>>>
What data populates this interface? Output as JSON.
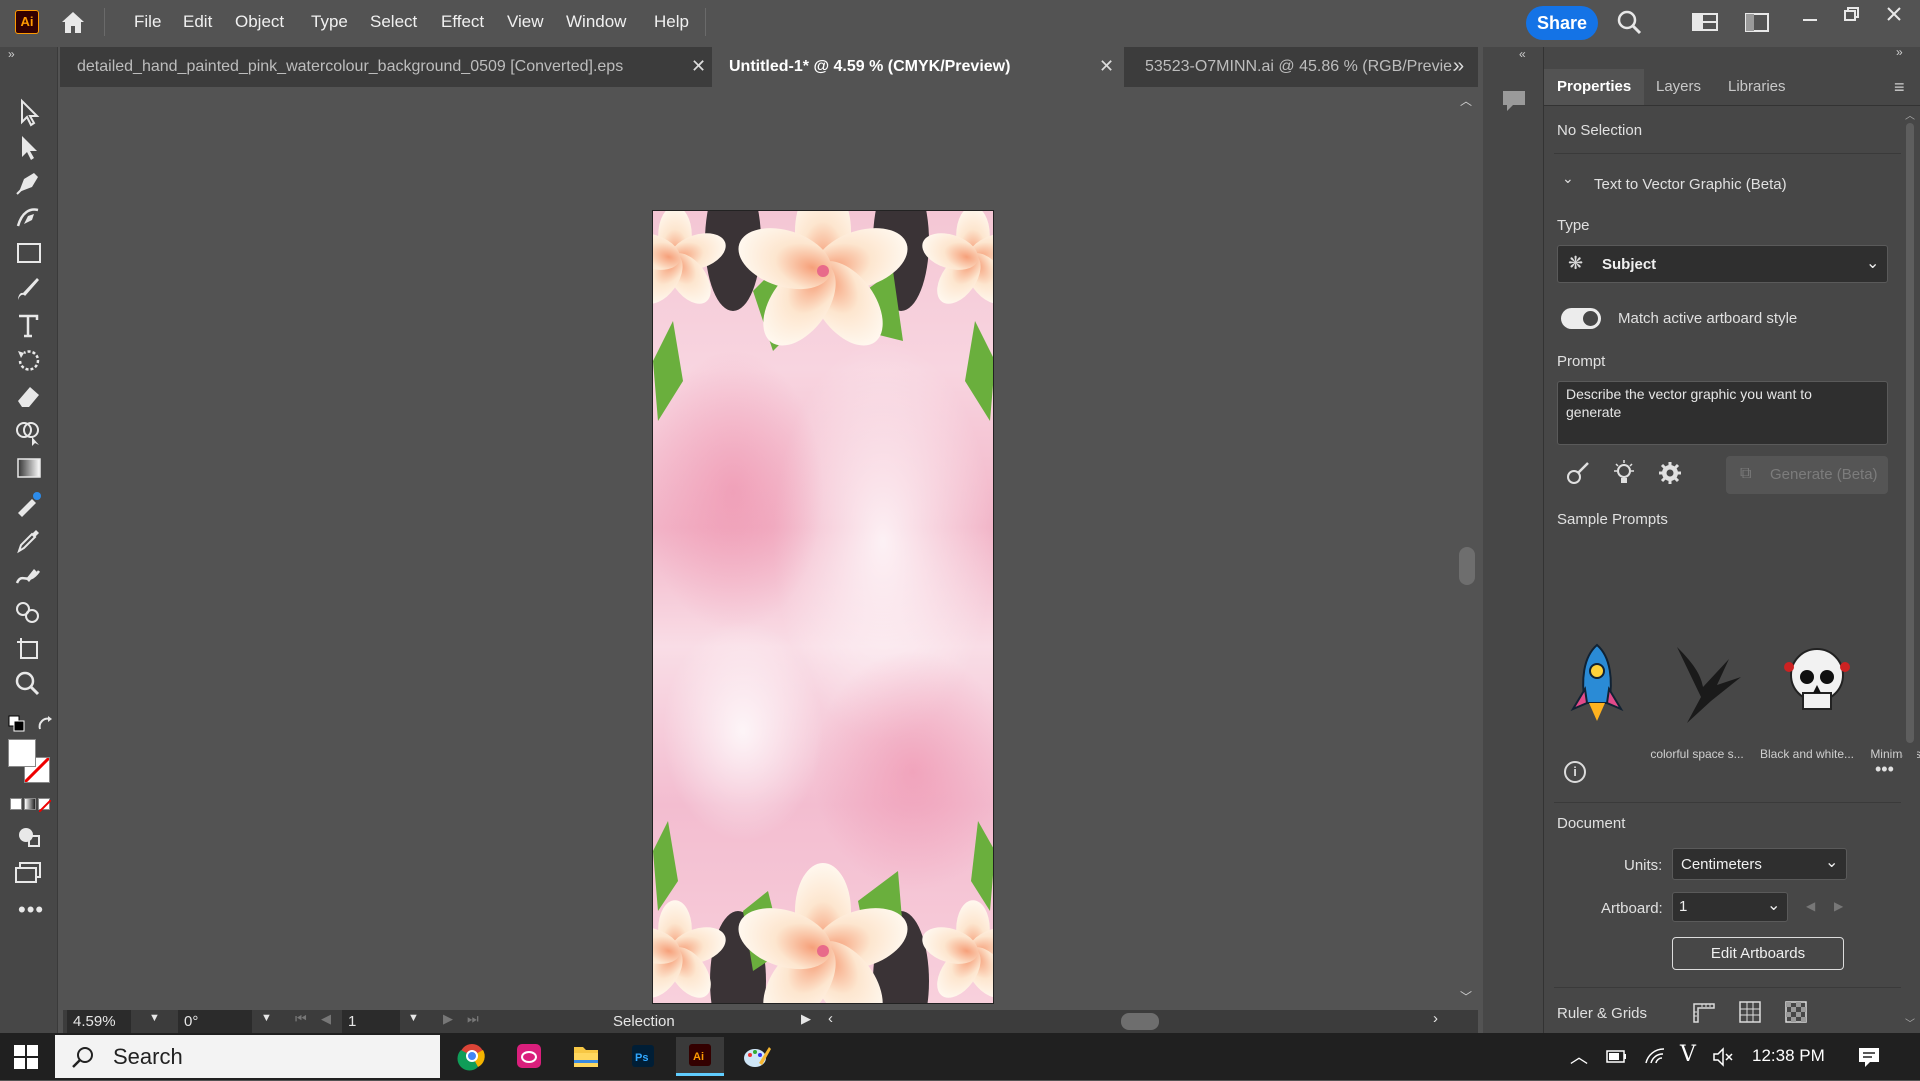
{
  "app": {
    "logo": "Ai",
    "name": "Adobe Illustrator"
  },
  "menu": [
    "File",
    "Edit",
    "Object",
    "Type",
    "Select",
    "Effect",
    "View",
    "Window",
    "Help"
  ],
  "top_right": {
    "share_label": "Share"
  },
  "tabs": [
    {
      "label": "detailed_hand_painted_pink_watercolour_background_0509 [Converted].eps",
      "active": false
    },
    {
      "label": "Untitled-1* @ 4.59 % (CMYK/Preview)",
      "active": true
    },
    {
      "label": "53523-O7MINN.ai @ 45.86 % (RGB/Previe...",
      "active": false
    }
  ],
  "status": {
    "zoom": "4.59%",
    "rotation": "0°",
    "artboard_num": "1",
    "tool_name": "Selection"
  },
  "panel": {
    "tabs": [
      "Properties",
      "Layers",
      "Libraries"
    ],
    "selection": "No Selection",
    "section_title": "Text to Vector Graphic (Beta)",
    "type_label": "Type",
    "type_value": "Subject",
    "toggle_label": "Match active artboard style",
    "toggle_on": true,
    "prompt_label": "Prompt",
    "prompt_placeholder": "Describe the vector graphic you want to generate",
    "generate_label": "Generate (Beta)",
    "sample_title": "Sample Prompts",
    "samples": [
      "colorful space s...",
      "Black and white...",
      "Minimal skull wi..."
    ],
    "document_label": "Document",
    "units_label": "Units:",
    "units_value": "Centimeters",
    "artboard_label": "Artboard:",
    "artboard_value": "1",
    "edit_artboards_label": "Edit Artboards",
    "ruler_label": "Ruler & Grids"
  },
  "taskbar": {
    "search_placeholder": "Search",
    "time": "12:38 PM",
    "apps": [
      "chrome-icon",
      "creative-cloud-icon",
      "file-explorer-icon",
      "photoshop-icon",
      "illustrator-icon",
      "paint-icon"
    ]
  },
  "colors": {
    "accent": "#1473e6",
    "illustrator_orange": "#ff9a00",
    "artboard_pink": "#f4c6d4"
  }
}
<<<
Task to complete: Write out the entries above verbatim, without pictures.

Response to the task:
What data populates this interface? Output as JSON.
{
  "app": {
    "logo": "Ai",
    "name": "Adobe Illustrator"
  },
  "menu": [
    "File",
    "Edit",
    "Object",
    "Type",
    "Select",
    "Effect",
    "View",
    "Window",
    "Help"
  ],
  "top_right": {
    "share_label": "Share"
  },
  "tabs": [
    {
      "label": "detailed_hand_painted_pink_watercolour_background_0509 [Converted].eps",
      "active": false
    },
    {
      "label": "Untitled-1* @ 4.59 % (CMYK/Preview)",
      "active": true
    },
    {
      "label": "53523-O7MINN.ai @ 45.86 % (RGB/Previe...",
      "active": false
    }
  ],
  "status": {
    "zoom": "4.59%",
    "rotation": "0°",
    "artboard_num": "1",
    "tool_name": "Selection"
  },
  "panel": {
    "tabs": [
      "Properties",
      "Layers",
      "Libraries"
    ],
    "selection": "No Selection",
    "section_title": "Text to Vector Graphic (Beta)",
    "type_label": "Type",
    "type_value": "Subject",
    "toggle_label": "Match active artboard style",
    "toggle_on": true,
    "prompt_label": "Prompt",
    "prompt_placeholder": "Describe the vector graphic you want to generate",
    "generate_label": "Generate (Beta)",
    "sample_title": "Sample Prompts",
    "samples": [
      "colorful space s...",
      "Black and white...",
      "Minimal skull wi..."
    ],
    "document_label": "Document",
    "units_label": "Units:",
    "units_value": "Centimeters",
    "artboard_label": "Artboard:",
    "artboard_value": "1",
    "edit_artboards_label": "Edit Artboards",
    "ruler_label": "Ruler & Grids"
  },
  "taskbar": {
    "search_placeholder": "Search",
    "time": "12:38 PM",
    "apps": [
      "chrome-icon",
      "creative-cloud-icon",
      "file-explorer-icon",
      "photoshop-icon",
      "illustrator-icon",
      "paint-icon"
    ]
  },
  "colors": {
    "accent": "#1473e6",
    "illustrator_orange": "#ff9a00",
    "artboard_pink": "#f4c6d4"
  }
}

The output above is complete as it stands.